How to have a healthy relationship? How to sustain fulfillment in a long term relationship?
No one teaches this course, nor is there a roadmap to ensuring success in a long term relationship . As I watch the flow of couples into and out of treatment, I observe many common threads that hold them together, or split them apart.
Most prominent is this: Provisions.
What fundamental notion is provided, from one partner to the other, genuinely and consistently, from the heart. It starts there, and it can end there.
It is the perpetual providing of something so vital, extended from one human to another. This is so powerful that it draws two random people together on this earth, and guides them to committing to a lifetime together in a long term relationship.
Must be some pretty good stuﬀ!
What is this cocktail of provisions that is so powerful?

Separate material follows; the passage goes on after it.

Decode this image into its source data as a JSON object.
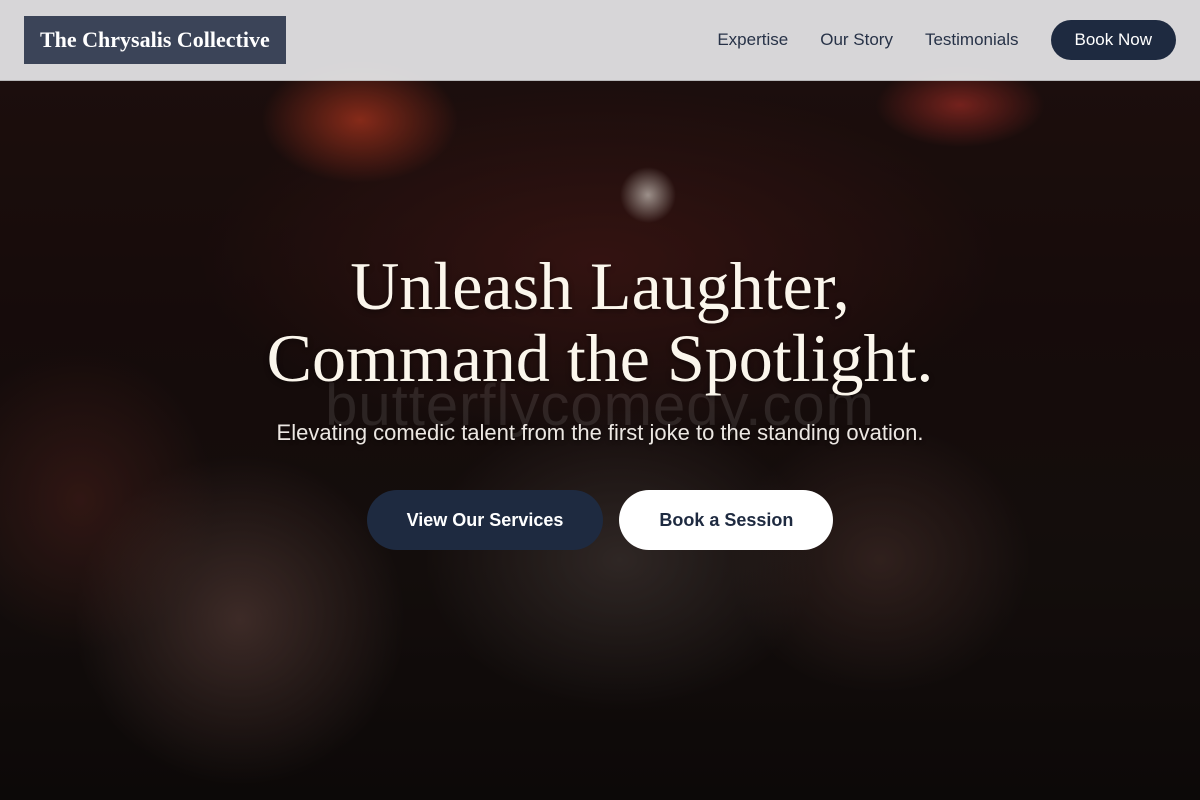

Why do people soar when they are “in love”?
Whether it is more physical or more psychological at first, it is the feeling of finally being recognized in this chaotic world, intimately and profoundly.
Someone comes along, and oﬀers to us this gift of pure attention and actual admiration. Someone gets us, wants us, and there is nothing more potent.
Psychologist and author David Richo calls these provisions the Five A’s:
I like to add the very important one of Admiration. This combination sends the endorphins soaring.
The relationship grows, as the attunement solidifies.
Everything is acceptable, what a relief, and liked, and appreciated. How wonderful. There is consideration and eﬀort, and it all points to feeling special and acknowledged.
In walks reality, and over time, and the universal human condition of getting comfortable. In walks distractions, and other priorities.
Career, family, social life, on and on.
It is quite diﬃcult to maintain the original focus of the intimate couple. So many pragmatic things to put eﬀort towards, understandable. While there is of course a natural progression from intensity to baseline, the transition will aﬀect the couple one way or another.
Some grow with the change, but many are derailed by it
It is usually a slow transition from the initial phase to this phase, hardly even noticed as life hurries on. And because it is a slow and silent evolution, partners go on without addressing what is actually changing. In comes resentment; I call it the silent intruder. Silent just for awhile.
Well what actually happens inside each partner as they drift along on this trajectory?
What do they feel, miss? What do they believe?
It always points back to their story, their history. Like it or not, that is the lens through which we all perceive. I get to hear all those perceptions. I see it in the body language as couples angle away, as eyes roll.
Much of my work with couples is to untangle the old stories from the present moment. And then, critically, to restore the original provisions. A realignment for sure.
What happens when attention and admiration fades away?
It hurts. It is sad. It is missed. It often feels like rejection or disinterest. What reactions occur at the hint of losing this vital gift in a long term relationship? Interesting to observe.
Defensiveness of course.
Partners run the gamut from passive aggressive behaviors to fight or flight responses. Shutting down is often a common result. Perhaps its complacency or complete shut down.
Stonewalling is the term coined by couples experts John and Julie Gottman. It is a defense and a resignation. I call it the “Why Bother” syndrome.
During the work of couples counseling, we begin to unravel the timeline and the messages given and received along the way.
This is the exciting part of the work. Partners in a long term relationship wake up and re-attune to the world of their partner, and reconnection begins.
I am privileged to bear witness to the amazing turn of events at this point. What couples in a long term relationship learn is that they are together for the very reason of bestowing this gift to their life companion.
What are the keys to a good relationship ?
Small gestures that express “hey I really do like you,” “ I do actually think about you during my day”, “ I am curious about your world”, and so forth. If that is not prioritized, there is no glue to sustain this relationship. The Gottmans refer to “daily deposits in the bank”.
That is the foundation of this long term relationship.
It really is not so much work; however it does need to be on the schedule.
What transpires is subtle, but accumulative. In a long term relationship, it becomes a rock solid foundation that will sustain all the curve balls life may throw in the years ahead.
Not bringing awareness to this is like giving a gift, then taking it away.
Bewildering to many couples. Destructive. Hurtful. We can choose positive aﬃrmation over negativity. It is a conscious choice. And when there is stuﬀ to fix, the positive override paves the way for conflict resolution.
If you feel disconnected or frustrated about the state of your marriage but want to avoid separation and/or divorce, the marriage.com course meant for married couples is an excellent resource to help you overcome the most challenging aspects of being married.
With over 10 years of experience in Private Practice, Katherine has offices in New York City and in Boca Raton, Florida. She is a NY State and Florida State Licensed Mental Health Counselor, L.M.H.C., Masters level Psychotherapist, Nationally certified: NCC. Katherine is a Certified Gottman Level 2 Couples Therapist. She also has had an advanced post-grad training from ICP in NYC: Institute for Contemporary Psychotherapies, which afforded her with a uniquely integrated approach based on modern psychodynamic theory. Katherine is also credentialed in Substance Abuse counseling. For over 10 years, she has worked successfully with individuals and couples.